"When the news reached the King of Nineveh he rose from his throne, laid aside his robe covered himself with sackcloth and sat in ashes. Then he had this proclaimed throughtout Nineveh, by decree of the king and his nobles: 'Neither man nor beast, neither cattle nor sheep, shall taste anything; they shall not eat nor shall they drink water. Man and beast shall be covered with sackcloth and call loudly to God; every man shall turn from his evil waysand from violence in hand.' When God saw by their actions how they turned from their evil way, he repented of the evil that he had threatened to do to them; he did not carry it out.” (Jonah 3: 6-8; 10)

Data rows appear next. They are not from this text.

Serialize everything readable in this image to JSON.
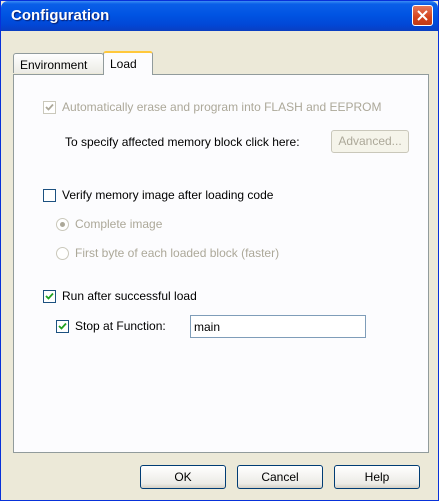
{
  "window": {
    "title": "Configuration"
  },
  "tabs": [
    {
      "label": "Environment"
    },
    {
      "label": "Load"
    }
  ],
  "load": {
    "auto_erase_label": "Automatically erase and program into FLASH and EEPROM",
    "auto_erase_checked": true,
    "specify_block_label": "To specify affected memory block click here:",
    "advanced_button": "Advanced...",
    "verify_label": "Verify memory image after loading code",
    "verify_checked": false,
    "complete_image_label": "Complete image",
    "first_byte_label": "First byte of each loaded block (faster)",
    "run_after_label": "Run after successful load",
    "run_after_checked": true,
    "stop_at_label": "Stop at Function:",
    "stop_at_checked": true,
    "stop_at_value": "main"
  },
  "buttons": {
    "ok": "OK",
    "cancel": "Cancel",
    "help": "Help"
  },
  "colors": {
    "titlebar": "#0054e3",
    "close": "#d3431c",
    "tab_highlight": "#ffc83c",
    "dialog_bg": "#ece9d8"
  }
}
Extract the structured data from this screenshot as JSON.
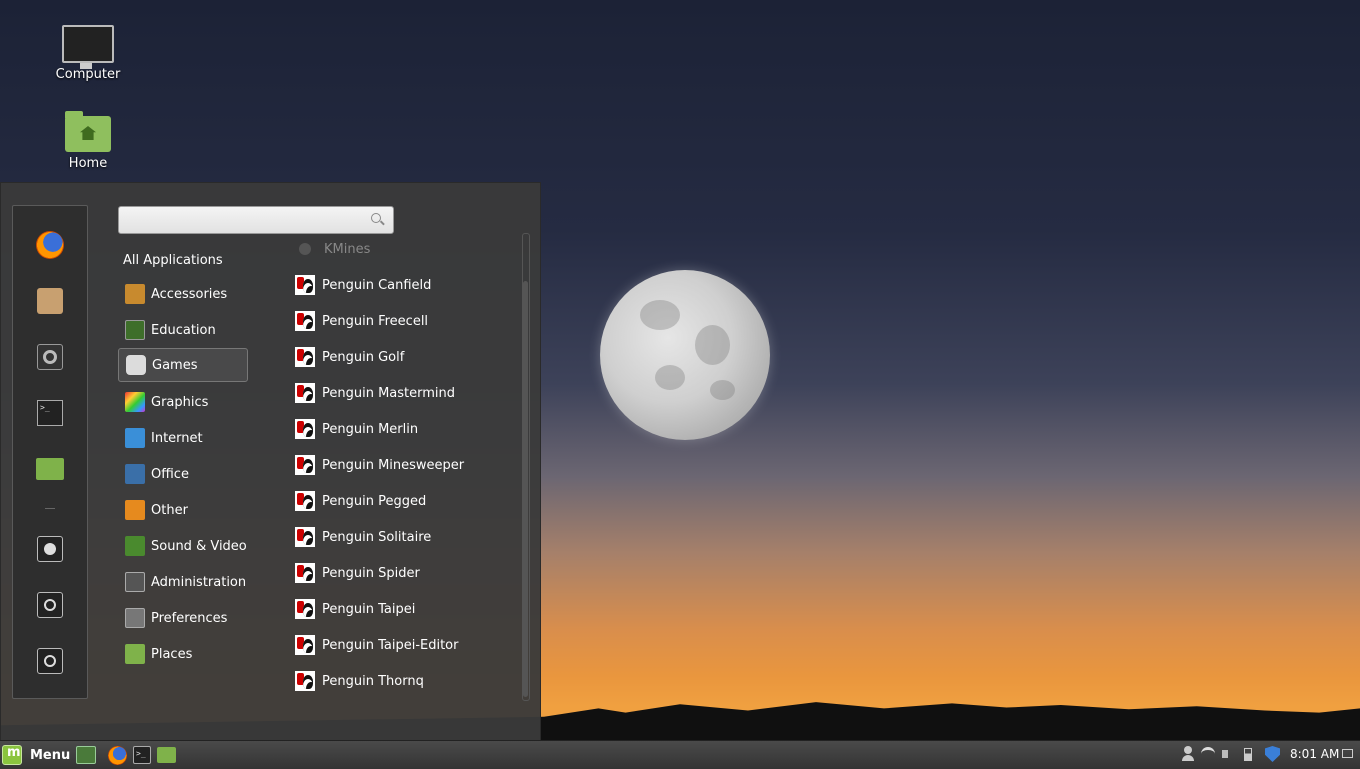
{
  "desktop": {
    "icons": [
      {
        "label": "Computer"
      },
      {
        "label": "Home"
      }
    ]
  },
  "menu": {
    "search": {
      "value": "",
      "placeholder": ""
    },
    "favorites": [
      "firefox",
      "software-manager",
      "system-settings",
      "terminal",
      "files",
      "lock-screen",
      "logout",
      "shutdown"
    ],
    "categories": [
      {
        "label": "All Applications",
        "icon": "none"
      },
      {
        "label": "Accessories",
        "icon": "accessories-icon",
        "color": "#c88a2e"
      },
      {
        "label": "Education",
        "icon": "education-icon",
        "color": "#3e6e2a"
      },
      {
        "label": "Games",
        "icon": "games-icon",
        "color": "#dcdcdc",
        "selected": true
      },
      {
        "label": "Graphics",
        "icon": "graphics-icon",
        "color": "#d63fa0"
      },
      {
        "label": "Internet",
        "icon": "internet-icon",
        "color": "#3a8fd8"
      },
      {
        "label": "Office",
        "icon": "office-icon",
        "color": "#3a6fa8"
      },
      {
        "label": "Other",
        "icon": "other-icon",
        "color": "#e68a1e"
      },
      {
        "label": "Sound & Video",
        "icon": "sound-video-icon",
        "color": "#4a8a2e"
      },
      {
        "label": "Administration",
        "icon": "administration-icon",
        "color": "#555555"
      },
      {
        "label": "Preferences",
        "icon": "preferences-icon",
        "color": "#777777"
      },
      {
        "label": "Places",
        "icon": "places-icon",
        "color": "#7fb24a"
      }
    ],
    "apps": [
      {
        "label": "KMines",
        "dim": true
      },
      {
        "label": "Penguin Canfield"
      },
      {
        "label": "Penguin Freecell"
      },
      {
        "label": "Penguin Golf"
      },
      {
        "label": "Penguin Mastermind"
      },
      {
        "label": "Penguin Merlin"
      },
      {
        "label": "Penguin Minesweeper"
      },
      {
        "label": "Penguin Pegged"
      },
      {
        "label": "Penguin Solitaire"
      },
      {
        "label": "Penguin Spider"
      },
      {
        "label": "Penguin Taipei"
      },
      {
        "label": "Penguin Taipei-Editor"
      },
      {
        "label": "Penguin Thornq"
      }
    ]
  },
  "taskbar": {
    "menu_label": "Menu",
    "clock": "8:01 AM"
  }
}
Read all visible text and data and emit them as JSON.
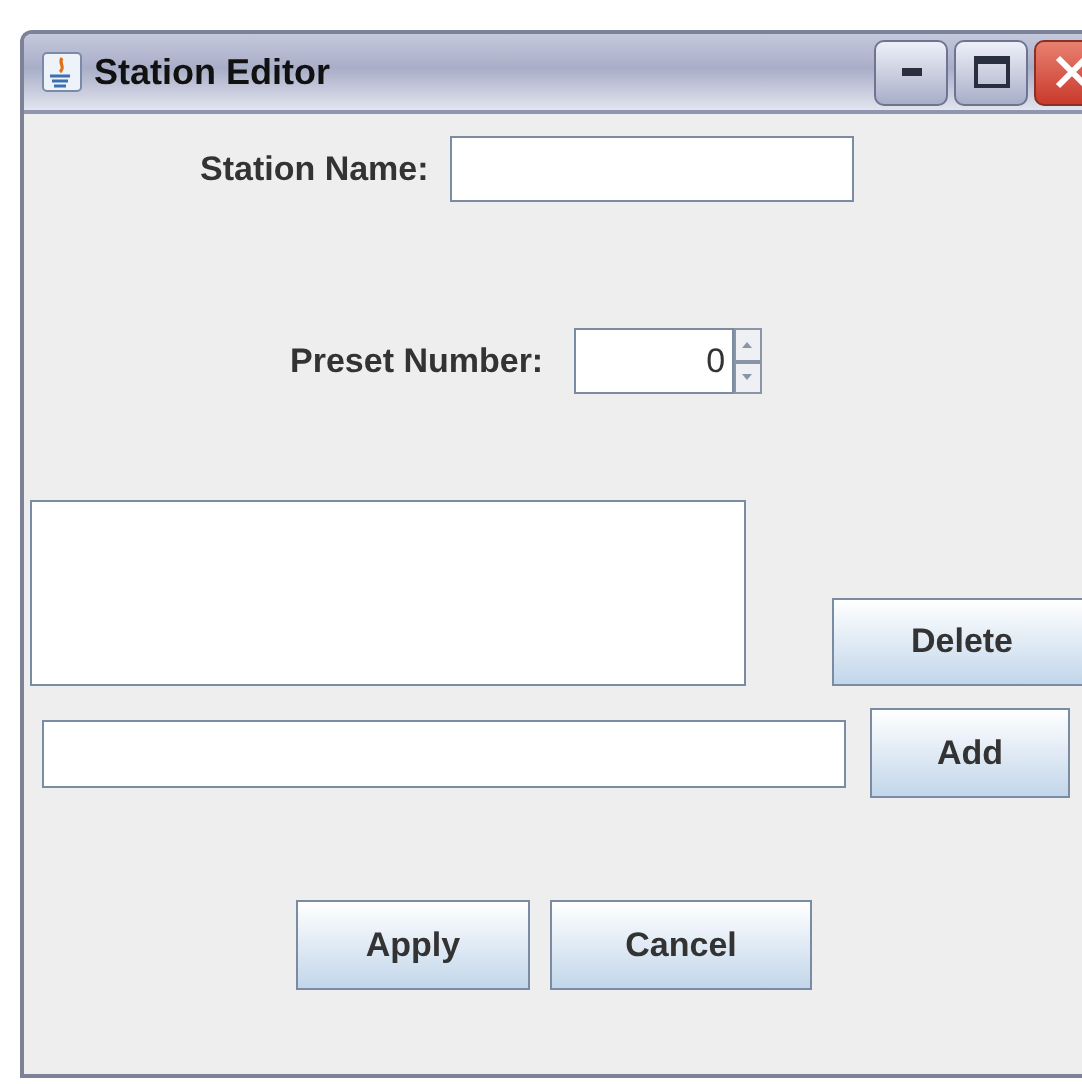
{
  "window": {
    "title": "Station Editor"
  },
  "station_name": {
    "label": "Station Name:"
  },
  "preset_number": {
    "label": "Preset Number:",
    "value": "0"
  },
  "list_buttons": {
    "delete": "Delete",
    "add": "Add"
  },
  "buttons": [
    "Apply",
    "Cancel"
  ]
}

The season of Lent has quickly come upon us, beginning with Ash Wednesday. Sometimes people may think that the ashes received on their foreheads is just a reminder that we are dust and to dust we shall return. This is true; however, there is a deeper meaning behind them. Back in the time of Jonah, sackcloth and ashes was a sign to show that one has repented of sinful ways and is expressing sorrow for the sins committed. In the season of Lent, Christ himself is calling us to repentance, and just as Christ died on the cross for us to give us life, so we too, must die with him to our sinful ways, in order to gain new life in Christ which began with our Baptism. “If water springing up from the earth symbolizes life, the water of the sea is a symbol of death and so can represent the mystery of the cross, By this symbolism Baptism signifies communion with Christ's death” (CCC 1220).
If we repent but still struggle with bad habits, there is no need to panic for “God must give man a new heart. Conversion is first of all a work of the grace of God who makes our hearts return to him” (CCC 1432). Many times we may wonder why God would allow us to have flaws or weaknesses even after having turned our hearts to God with efforts to make amends for our short comings. However, God allows us to have these weaknesses for a few reasons. First, it helps us to remain humble, not trusting in our own efforts. Secondly, it can be a source of spiritual growth for those around us, in ways that we cannot see or understand. Thirdly, God uses them that by knowing our weaknesses and flaws, we rely on with His grace to change us. And this can take a whole life time. Repentance and daily conversion, growing in holiness and always turning to God are life long processes not a one time deal. One thing that is certain is the infathomable mercy of God who patiently and anxiously waits to forgive us, to teach us the errors of our ways and to give us the grace to rise and move forward in His love. So be patient with yourself.
As we receive our ashes on Ash Wednesday let us ask God to give us new hearts, “Restore us to Thyself, O Lord, that we may be restored! God gives us the strength to begin anew” (CCC 1432). Let us take this great season of mercy to come back to God full of repentance and ask him to forgive our sins; especially in the Sacrament of Confession. May he bring us closer to his Son who has conquered all sin and death so that we too, can share the mercy we have received from God with others.